(Records from a data collection)
▬▬▬▬▬▬
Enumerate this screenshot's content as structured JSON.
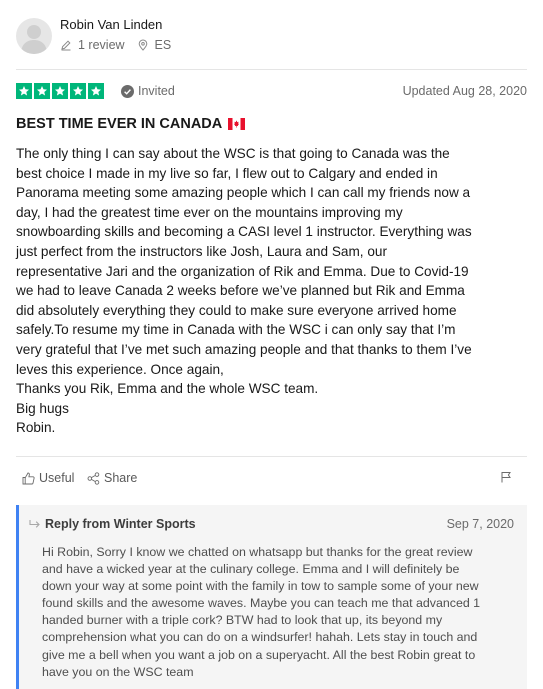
{
  "reviewer": {
    "name": "Robin Van Linden",
    "review_count": "1 review",
    "country": "ES"
  },
  "review": {
    "rating": 5,
    "max_rating": 5,
    "invited_label": "Invited",
    "updated": "Updated Aug 28, 2020",
    "title": "BEST TIME EVER IN CANADA",
    "body_lines": [
      "The only thing I can say about the WSC is that going to Canada was the",
      "best choice I made in my live so far, I flew out to Calgary and ended in",
      "Panorama meeting some amazing people which I can call my friends now a",
      "day, I had the greatest time ever on the mountains improving my",
      "snowboarding skills and becoming a CASI level 1 instructor. Everything was",
      "just perfect from the instructors like Josh, Laura and Sam, our",
      "representative Jari and the organization of Rik and Emma. Due to Covid-19",
      "we had to leave Canada 2 weeks before we’ve planned but Rik and Emma",
      "did absolutely everything they could to make sure everyone arrived home",
      "safely.To resume my time in Canada with the WSC i can only say that I’m",
      "very grateful that I’ve met such amazing people and that thanks to them I’ve",
      "leves this experience. Once again,",
      "Thanks you Rik, Emma and the whole WSC team.",
      "Big hugs",
      "Robin."
    ]
  },
  "actions": {
    "useful_label": "Useful",
    "share_label": "Share"
  },
  "reply": {
    "heading": "Reply from Winter Sports",
    "date": "Sep 7, 2020",
    "lines": [
      "Hi Robin, Sorry I know we chatted on whatsapp but thanks for the great review",
      "and have a wicked year at the culinary college. Emma and I will definitely be",
      "down your way at some point with the family in tow to sample some of your new",
      "found skills and the awesome waves. Maybe you can teach me that advanced 1",
      "handed burner with a triple cork? BTW had to look that up, its beyond my",
      "comprehension what you can do on a windsurfer! hahah. Lets stay in touch and",
      "give me a bell when you want a job on a superyacht. All the best Robin great to",
      "have you on the WSC team"
    ]
  },
  "colors": {
    "star_green": "#00b67a",
    "reply_accent": "#3f82f3",
    "reply_bg": "#f5f5f5"
  },
  "icons": {
    "avatar": "person-silhouette-icon",
    "reviews": "pencil-icon",
    "location": "location-pin-icon",
    "invited": "check-circle-icon",
    "flag": "canada-flag-icon",
    "useful": "thumbs-up-icon",
    "share": "share-icon",
    "report": "report-flag-icon",
    "reply": "reply-arrow-icon"
  }
}
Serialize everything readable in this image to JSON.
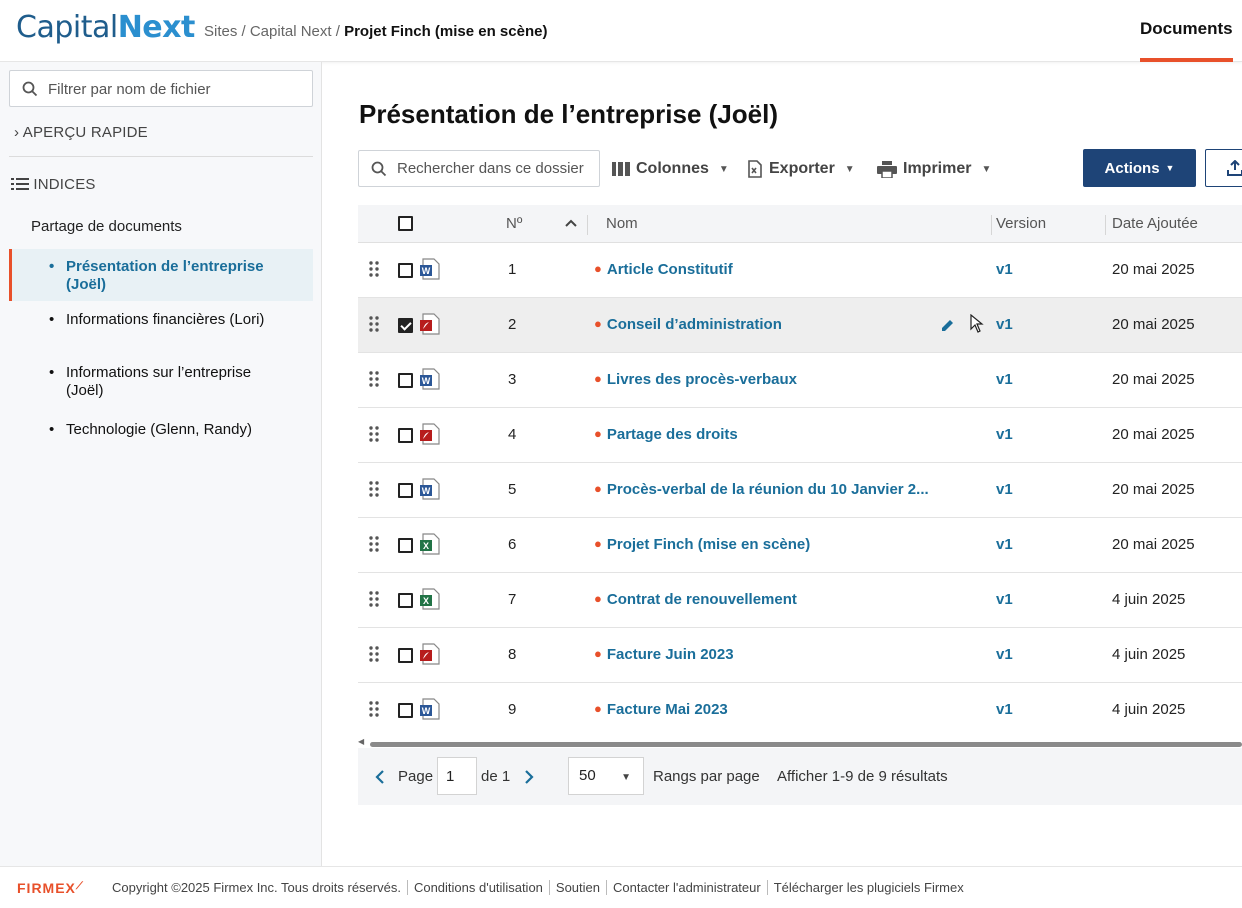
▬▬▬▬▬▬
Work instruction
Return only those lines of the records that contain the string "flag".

Answer section
    "flag": "canada-flag-icon",
    "report": "report-flag-icon",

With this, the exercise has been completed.